Financial Aid for College
Let's face it: college is EXPENSIVE. Ranging from $3,000 per year, to over $40,000 per year, the price of tuition in the United States is reaching staggering amounts. When you tack on the cost of room/board, books, food, and a social life, most students will have to seek financial aid of some sort to cope with the rising collegiate expenses. Luckily, there are more options than ever for students seeking financial help and we have put together some of the top options to turn to to help with college funding.
The most popular type of financial aid is a college scholarship. College scholarships are broken into three categories:
- Merit-Based Scholarships
- Activity-Based Scholarships
- Affiliate-Based Scholarships
Merit-based scholarships are based upon academic standings and are decided by factors such as GPA and strength of courses. Most merit-scholarships require that you write an essay (although not always) and also that you maintain a certain level of academic performance to receive the full scholarship distribution. This is the most prevelant type of scholarship and usually the most popular amoung high school seniors and college freshman. We recommend that you ask your guidance counselor about merit-based scholarships as they can do a good job of matching you with a local scholarship that will have less competition than some of the national scholarships.
Activity-based scholarships are given to applicants that excel in specific extracurricular activities. The most popular and well-known type of activity scholarship is an athletic scholarship, where star athletes are given financial aid by colleges that want them to play for their teams. Most of these scholarships will also require you maintain a minimal grade-point average, however it will definitely be lower than a merit-based scholarship GPA. A lot of times students will be 'scouted' by a recruiter and offered an activity-based scholarship directly without having to apply. You can also reach out to the head of the department who overseas your activity to request infomation on scholarships they offer. For example, if you are a talented musician, you should contact the head of the colleges music department and inquire about scholarships that you may qualify for.
Affiliation-based scholarships are given to students who are affiliated with a specific group or organization. An example of this is the NESA Scholarship that is available to men affiliated with the Eagle Scouts. These types of scholarships are more difficult to find and qualify for and are usually given out more on the local and regional level. We recommend checking local newspapers, magazines and periodicals for affiliation-based scholarships. Also, if you are affiliated with an organization that has a treasury or fund, it may be worth asking the people who handle these funds if they offer or have ever considered a scholarship for one of their members.

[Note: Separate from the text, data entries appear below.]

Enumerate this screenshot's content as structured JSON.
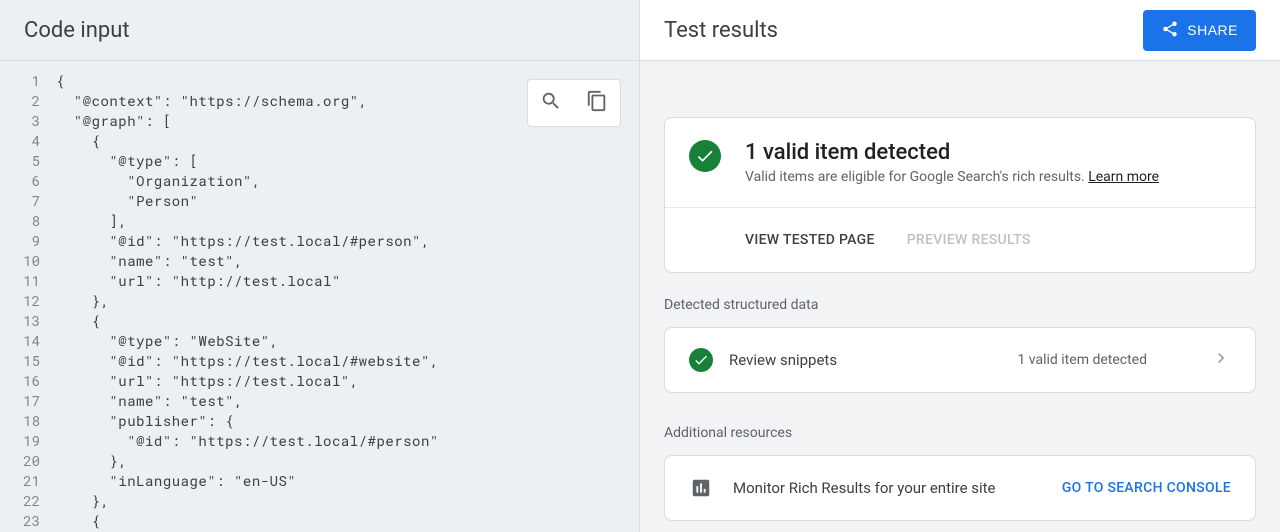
{
  "left": {
    "title": "Code input",
    "lines": [
      "{",
      "  \"@context\": \"https://schema.org\",",
      "  \"@graph\": [",
      "    {",
      "      \"@type\": [",
      "        \"Organization\",",
      "        \"Person\"",
      "      ],",
      "      \"@id\": \"https://test.local/#person\",",
      "      \"name\": \"test\",",
      "      \"url\": \"http://test.local\"",
      "    },",
      "    {",
      "      \"@type\": \"WebSite\",",
      "      \"@id\": \"https://test.local/#website\",",
      "      \"url\": \"https://test.local\",",
      "      \"name\": \"test\",",
      "      \"publisher\": {",
      "        \"@id\": \"https://test.local/#person\"",
      "      },",
      "      \"inLanguage\": \"en-US\"",
      "    },",
      "    {"
    ]
  },
  "right": {
    "title": "Test results",
    "share_label": "SHARE",
    "valid_title": "1 valid item detected",
    "valid_sub": "Valid items are eligible for Google Search's rich results. ",
    "learn_more": "Learn more",
    "view_tested": "VIEW TESTED PAGE",
    "preview_results": "PREVIEW RESULTS",
    "detected_label": "Detected structured data",
    "row_label": "Review snippets",
    "row_count": "1 valid item detected",
    "resources_label": "Additional resources",
    "resource_text": "Monitor Rich Results for your entire site",
    "resource_cta": "GO TO SEARCH CONSOLE"
  }
}
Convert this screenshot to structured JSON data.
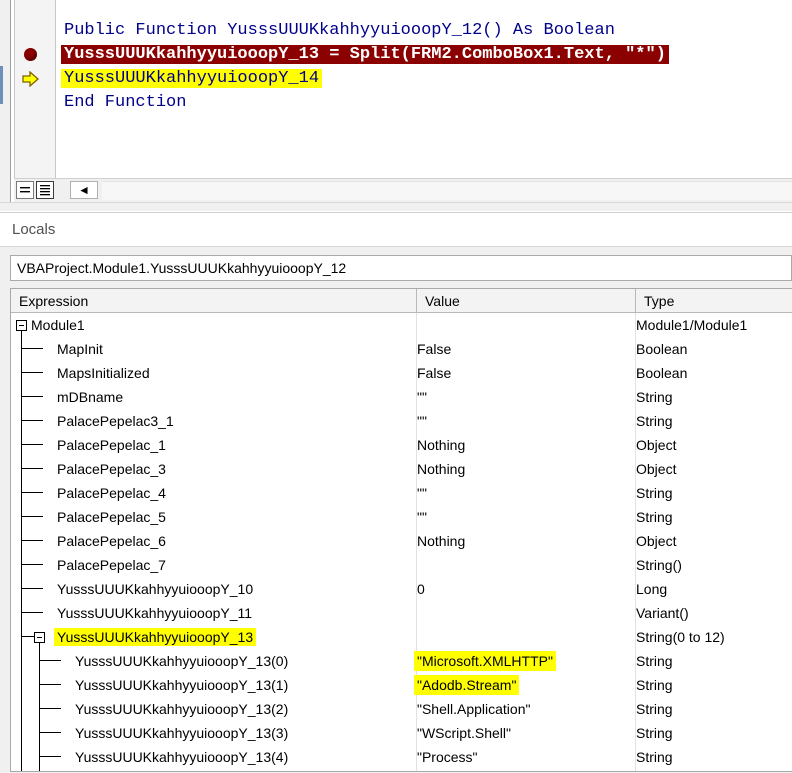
{
  "code": {
    "lines": [
      {
        "prefix": "Public Function ",
        "name": "YusssUUUKkahhyyuiooopY_12",
        "suffix": "() As Boolean"
      },
      {
        "text": "YusssUUUKkahhyyuiooopY_13 = Split(FRM2.ComboBox1.Text, \"*\")"
      },
      {
        "text": "YusssUUUKkahhyyuiooopY_14"
      },
      {
        "text": "End Function"
      }
    ],
    "breakpoint_color": "#8b0000",
    "execution_highlight_color": "#ffff00"
  },
  "toolbar": {
    "procedure_view_icon": "procedure-view-icon",
    "full_module_view_icon": "full-module-view-icon",
    "scroll_left_glyph": "◄"
  },
  "locals": {
    "title": "Locals",
    "context": "VBAProject.Module1.YusssUUUKkahhyyuiooopY_12",
    "columns": {
      "expression": "Expression",
      "value": "Value",
      "type": "Type"
    },
    "rows": [
      {
        "expression": "Module1",
        "value": "",
        "type": "Module1/Module1"
      },
      {
        "expression": "MapInit",
        "value": "False",
        "type": "Boolean"
      },
      {
        "expression": "MapsInitialized",
        "value": "False",
        "type": "Boolean"
      },
      {
        "expression": "mDBname",
        "value": "\"\"",
        "type": "String"
      },
      {
        "expression": "PalacePepelac3_1",
        "value": "\"\"",
        "type": "String"
      },
      {
        "expression": "PalacePepelac_1",
        "value": "Nothing",
        "type": "Object"
      },
      {
        "expression": "PalacePepelac_3",
        "value": "Nothing",
        "type": "Object"
      },
      {
        "expression": "PalacePepelac_4",
        "value": "\"\"",
        "type": "String"
      },
      {
        "expression": "PalacePepelac_5",
        "value": "\"\"",
        "type": "String"
      },
      {
        "expression": "PalacePepelac_6",
        "value": "Nothing",
        "type": "Object"
      },
      {
        "expression": "PalacePepelac_7",
        "value": "",
        "type": "String()"
      },
      {
        "expression": "YusssUUUKkahhyyuiooopY_10",
        "value": "0",
        "type": "Long"
      },
      {
        "expression": "YusssUUUKkahhyyuiooopY_11",
        "value": "",
        "type": "Variant()"
      },
      {
        "expression": "YusssUUUKkahhyyuiooopY_13",
        "value": "",
        "type": "String(0 to 12)"
      },
      {
        "expression": "YusssUUUKkahhyyuiooopY_13(0)",
        "value": "\"Microsoft.XMLHTTP\"",
        "type": "String"
      },
      {
        "expression": "YusssUUUKkahhyyuiooopY_13(1)",
        "value": "\"Adodb.Stream\"",
        "type": "String"
      },
      {
        "expression": "YusssUUUKkahhyyuiooopY_13(2)",
        "value": "\"Shell.Application\"",
        "type": "String"
      },
      {
        "expression": "YusssUUUKkahhyyuiooopY_13(3)",
        "value": "\"WScript.Shell\"",
        "type": "String"
      },
      {
        "expression": "YusssUUUKkahhyyuiooopY_13(4)",
        "value": "\"Process\"",
        "type": "String"
      }
    ]
  }
}
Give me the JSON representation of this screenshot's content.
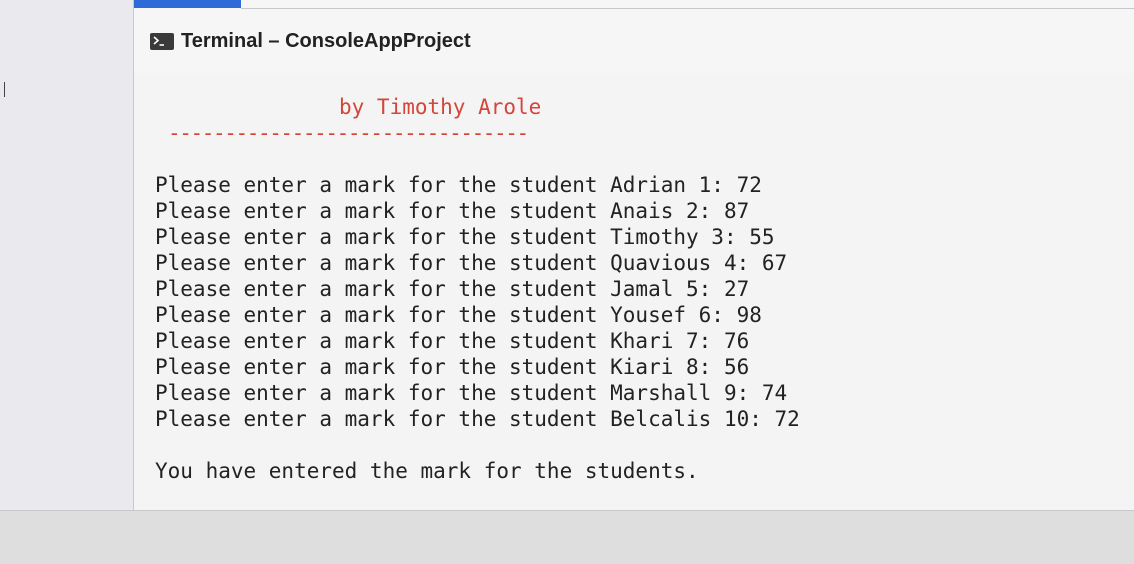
{
  "window": {
    "title": "Terminal – ConsoleAppProject"
  },
  "icons": {
    "terminal": "terminal-icon"
  },
  "colors": {
    "accent": "#2f6bd8",
    "banner": "#d4453a",
    "text": "#222222"
  },
  "console": {
    "banner_author": "by Timothy Arole",
    "banner_underline": "--------------------------------",
    "entries": [
      {
        "text": "Please enter a mark for the student Adrian 1: 72"
      },
      {
        "text": "Please enter a mark for the student Anais 2: 87"
      },
      {
        "text": "Please enter a mark for the student Timothy 3: 55"
      },
      {
        "text": "Please enter a mark for the student Quavious 4: 67"
      },
      {
        "text": "Please enter a mark for the student Jamal 5: 27"
      },
      {
        "text": "Please enter a mark for the student Yousef 6: 98"
      },
      {
        "text": "Please enter a mark for the student Khari 7: 76"
      },
      {
        "text": "Please enter a mark for the student Kiari 8: 56"
      },
      {
        "text": "Please enter a mark for the student Marshall 9: 74"
      },
      {
        "text": "Please enter a mark for the student Belcalis 10: 72"
      }
    ],
    "summary": "You have entered the mark for the students."
  }
}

The second type of financial aid that students apply for is a College Grant. There are three types of college grants:
- Private Grants
- State Grants
- Federal Grants
Private grants are often administered by local groups, organizations or foundations. They vary in amount offered as well as the requirements to apply for one, so be sure to read the specifics for each private grant you come across. Your guidance counselor is a good option when searching for private grants.
State grants are given by certain states to students. Usually these grants are offered to students attending state universities (such as the California State college system). Student infomration is often obtained automatically from the FAFSA, so be sure to fill out your FAFSA as soon as possible. Guidance counselor or a quick Google search will also turn up a handful of state grants.
Federal grants are distributed at the federal level and have specific procedural requirements, the biggest of which is completion of the FAFSA. Federal Pell Grants are one of the most popular type of grants and don't require that you repay the aid. Most federal grants require that you maintain a minimal GPA in order to keep receiving grant money.
The final - and least appealing - type of financial aid is a student loan. There are two types of student loans: guaranteed student loans and parent-guaranteed student loans. Guaranteed student loans are given directly to the student by the financial aid office of the attending college. They are often easier to obtain than a traditional bank loan and can provide a student with a good opportunity in building credit (assuming they make their payments in a timely manner). Repayment of these loans usually begins six months after graduation. Payments can be a fixed amount or escalating amount (where the payments start lower and than increase as the student makes more money), or income based. A parent-guaranteed loan is similar except that it is guaranteed by the parent of the student so they are responsible for payment if the student can't.